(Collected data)
# # # #
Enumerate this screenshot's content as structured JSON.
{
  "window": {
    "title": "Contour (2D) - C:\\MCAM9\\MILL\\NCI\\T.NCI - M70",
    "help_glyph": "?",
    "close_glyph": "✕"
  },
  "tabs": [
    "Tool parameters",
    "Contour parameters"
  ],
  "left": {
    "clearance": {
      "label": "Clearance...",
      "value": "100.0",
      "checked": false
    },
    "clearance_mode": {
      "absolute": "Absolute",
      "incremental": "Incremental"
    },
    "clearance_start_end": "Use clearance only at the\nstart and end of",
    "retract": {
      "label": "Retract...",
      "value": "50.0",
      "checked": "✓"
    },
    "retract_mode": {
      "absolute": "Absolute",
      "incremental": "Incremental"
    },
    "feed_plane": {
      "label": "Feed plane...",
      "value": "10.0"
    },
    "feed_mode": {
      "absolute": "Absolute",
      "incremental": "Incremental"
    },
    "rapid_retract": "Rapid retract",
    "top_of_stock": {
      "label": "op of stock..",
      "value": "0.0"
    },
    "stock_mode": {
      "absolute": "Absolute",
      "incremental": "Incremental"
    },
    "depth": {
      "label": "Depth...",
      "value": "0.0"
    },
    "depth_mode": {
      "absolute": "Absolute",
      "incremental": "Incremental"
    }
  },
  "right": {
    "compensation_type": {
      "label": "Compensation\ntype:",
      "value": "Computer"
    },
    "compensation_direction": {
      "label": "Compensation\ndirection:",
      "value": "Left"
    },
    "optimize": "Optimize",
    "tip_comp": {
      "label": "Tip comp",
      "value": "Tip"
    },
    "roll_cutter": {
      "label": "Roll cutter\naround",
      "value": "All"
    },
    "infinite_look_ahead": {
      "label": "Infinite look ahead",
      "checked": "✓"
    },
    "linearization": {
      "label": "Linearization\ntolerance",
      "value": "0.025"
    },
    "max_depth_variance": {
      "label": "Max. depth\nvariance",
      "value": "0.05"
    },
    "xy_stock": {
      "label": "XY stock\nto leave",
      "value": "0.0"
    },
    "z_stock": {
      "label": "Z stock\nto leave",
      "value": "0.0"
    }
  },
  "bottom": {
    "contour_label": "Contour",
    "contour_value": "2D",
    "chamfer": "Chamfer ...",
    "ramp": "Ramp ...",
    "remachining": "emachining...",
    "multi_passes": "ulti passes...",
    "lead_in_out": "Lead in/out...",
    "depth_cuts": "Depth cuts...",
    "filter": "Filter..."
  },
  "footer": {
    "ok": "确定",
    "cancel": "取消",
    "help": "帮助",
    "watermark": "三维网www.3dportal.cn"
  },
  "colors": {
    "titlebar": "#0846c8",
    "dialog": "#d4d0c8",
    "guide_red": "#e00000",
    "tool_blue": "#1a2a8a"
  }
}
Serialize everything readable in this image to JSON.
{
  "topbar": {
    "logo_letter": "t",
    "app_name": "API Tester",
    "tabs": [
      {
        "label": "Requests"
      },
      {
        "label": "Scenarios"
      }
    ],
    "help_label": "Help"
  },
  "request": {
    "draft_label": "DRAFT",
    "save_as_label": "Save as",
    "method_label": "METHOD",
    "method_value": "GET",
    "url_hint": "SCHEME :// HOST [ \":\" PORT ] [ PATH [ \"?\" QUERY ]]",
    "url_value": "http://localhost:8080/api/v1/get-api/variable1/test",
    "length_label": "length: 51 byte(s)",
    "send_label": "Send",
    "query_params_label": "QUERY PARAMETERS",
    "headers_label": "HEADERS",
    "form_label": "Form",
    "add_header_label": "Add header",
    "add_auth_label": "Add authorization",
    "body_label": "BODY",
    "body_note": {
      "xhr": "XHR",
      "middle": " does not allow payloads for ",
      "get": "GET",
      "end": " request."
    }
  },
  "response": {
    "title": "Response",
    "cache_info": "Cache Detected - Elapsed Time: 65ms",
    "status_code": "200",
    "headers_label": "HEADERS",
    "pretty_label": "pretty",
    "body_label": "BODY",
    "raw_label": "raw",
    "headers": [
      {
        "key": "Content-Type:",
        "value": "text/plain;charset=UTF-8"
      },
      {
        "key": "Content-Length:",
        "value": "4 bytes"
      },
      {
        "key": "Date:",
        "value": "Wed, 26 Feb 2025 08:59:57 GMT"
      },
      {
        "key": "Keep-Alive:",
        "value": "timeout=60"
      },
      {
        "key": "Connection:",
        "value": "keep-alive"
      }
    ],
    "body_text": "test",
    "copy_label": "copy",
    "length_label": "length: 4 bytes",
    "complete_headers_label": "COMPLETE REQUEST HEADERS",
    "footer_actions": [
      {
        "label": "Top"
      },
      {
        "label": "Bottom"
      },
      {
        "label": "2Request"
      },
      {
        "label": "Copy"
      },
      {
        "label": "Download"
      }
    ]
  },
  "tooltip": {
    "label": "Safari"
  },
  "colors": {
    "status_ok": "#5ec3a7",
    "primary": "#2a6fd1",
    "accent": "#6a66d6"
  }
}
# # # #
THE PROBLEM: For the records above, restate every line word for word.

COMPLETED EXERCISE:
Enumerate this screenshot's content as structured JSON.
{
  "window": {
    "title": "Contour (2D) - C:\\MCAM9\\MILL\\NCI\\T.NCI - M70",
    "help_glyph": "?",
    "close_glyph": "✕"
  },
  "tabs": [
    "Tool parameters",
    "Contour parameters"
  ],
  "left": {
    "clearance": {
      "label": "Clearance...",
      "value": "100.0",
      "checked": false
    },
    "clearance_mode": {
      "absolute": "Absolute",
      "incremental": "Incremental"
    },
    "clearance_start_end": "Use clearance only at the\nstart and end of",
    "retract": {
      "label": "Retract...",
      "value": "50.0",
      "checked": "✓"
    },
    "retract_mode": {
      "absolute": "Absolute",
      "incremental": "Incremental"
    },
    "feed_plane": {
      "label": "Feed plane...",
      "value": "10.0"
    },
    "feed_mode": {
      "absolute": "Absolute",
      "incremental": "Incremental"
    },
    "rapid_retract": "Rapid retract",
    "top_of_stock": {
      "label": "op of stock..",
      "value": "0.0"
    },
    "stock_mode": {
      "absolute": "Absolute",
      "incremental": "Incremental"
    },
    "depth": {
      "label": "Depth...",
      "value": "0.0"
    },
    "depth_mode": {
      "absolute": "Absolute",
      "incremental": "Incremental"
    }
  },
  "right": {
    "compensation_type": {
      "label": "Compensation\ntype:",
      "value": "Computer"
    },
    "compensation_direction": {
      "label": "Compensation\ndirection:",
      "value": "Left"
    },
    "optimize": "Optimize",
    "tip_comp": {
      "label": "Tip comp",
      "value": "Tip"
    },
    "roll_cutter": {
      "label": "Roll cutter\naround",
      "value": "All"
    },
    "infinite_look_ahead": {
      "label": "Infinite look ahead",
      "checked": "✓"
    },
    "linearization": {
      "label": "Linearization\ntolerance",
      "value": "0.025"
    },
    "max_depth_variance": {
      "label": "Max. depth\nvariance",
      "value": "0.05"
    },
    "xy_stock": {
      "label": "XY stock\nto leave",
      "value": "0.0"
    },
    "z_stock": {
      "label": "Z stock\nto leave",
      "value": "0.0"
    }
  },
  "bottom": {
    "contour_label": "Contour",
    "contour_value": "2D",
    "chamfer": "Chamfer ...",
    "ramp": "Ramp ...",
    "remachining": "emachining...",
    "multi_passes": "ulti passes...",
    "lead_in_out": "Lead in/out...",
    "depth_cuts": "Depth cuts...",
    "filter": "Filter..."
  },
  "footer": {
    "ok": "确定",
    "cancel": "取消",
    "help": "帮助",
    "watermark": "三维网www.3dportal.cn"
  },
  "colors": {
    "titlebar": "#0846c8",
    "dialog": "#d4d0c8",
    "guide_red": "#e00000",
    "tool_blue": "#1a2a8a"
  }
}
Serialize everything readable in this image to JSON.
{
  "topbar": {
    "logo_letter": "t",
    "app_name": "API Tester",
    "tabs": [
      {
        "label": "Requests"
      },
      {
        "label": "Scenarios"
      }
    ],
    "help_label": "Help"
  },
  "request": {
    "draft_label": "DRAFT",
    "save_as_label": "Save as",
    "method_label": "METHOD",
    "method_value": "GET",
    "url_hint": "SCHEME :// HOST [ \":\" PORT ] [ PATH [ \"?\" QUERY ]]",
    "url_value": "http://localhost:8080/api/v1/get-api/variable1/test",
    "length_label": "length: 51 byte(s)",
    "send_label": "Send",
    "query_params_label": "QUERY PARAMETERS",
    "headers_label": "HEADERS",
    "form_label": "Form",
    "add_header_label": "Add header",
    "add_auth_label": "Add authorization",
    "body_label": "BODY",
    "body_note": {
      "xhr": "XHR",
      "middle": " does not allow payloads for ",
      "get": "GET",
      "end": " request."
    }
  },
  "response": {
    "title": "Response",
    "cache_info": "Cache Detected - Elapsed Time: 65ms",
    "status_code": "200",
    "headers_label": "HEADERS",
    "pretty_label": "pretty",
    "body_label": "BODY",
    "raw_label": "raw",
    "headers": [
      {
        "key": "Content-Type:",
        "value": "text/plain;charset=UTF-8"
      },
      {
        "key": "Content-Length:",
        "value": "4 bytes"
      },
      {
        "key": "Date:",
        "value": "Wed, 26 Feb 2025 08:59:57 GMT"
      },
      {
        "key": "Keep-Alive:",
        "value": "timeout=60"
      },
      {
        "key": "Connection:",
        "value": "keep-alive"
      }
    ],
    "body_text": "test",
    "copy_label": "copy",
    "length_label": "length: 4 bytes",
    "complete_headers_label": "COMPLETE REQUEST HEADERS",
    "footer_actions": [
      {
        "label": "Top"
      },
      {
        "label": "Bottom"
      },
      {
        "label": "2Request"
      },
      {
        "label": "Copy"
      },
      {
        "label": "Download"
      }
    ]
  },
  "tooltip": {
    "label": "Safari"
  },
  "colors": {
    "status_ok": "#5ec3a7",
    "primary": "#2a6fd1",
    "accent": "#6a66d6"
  }
}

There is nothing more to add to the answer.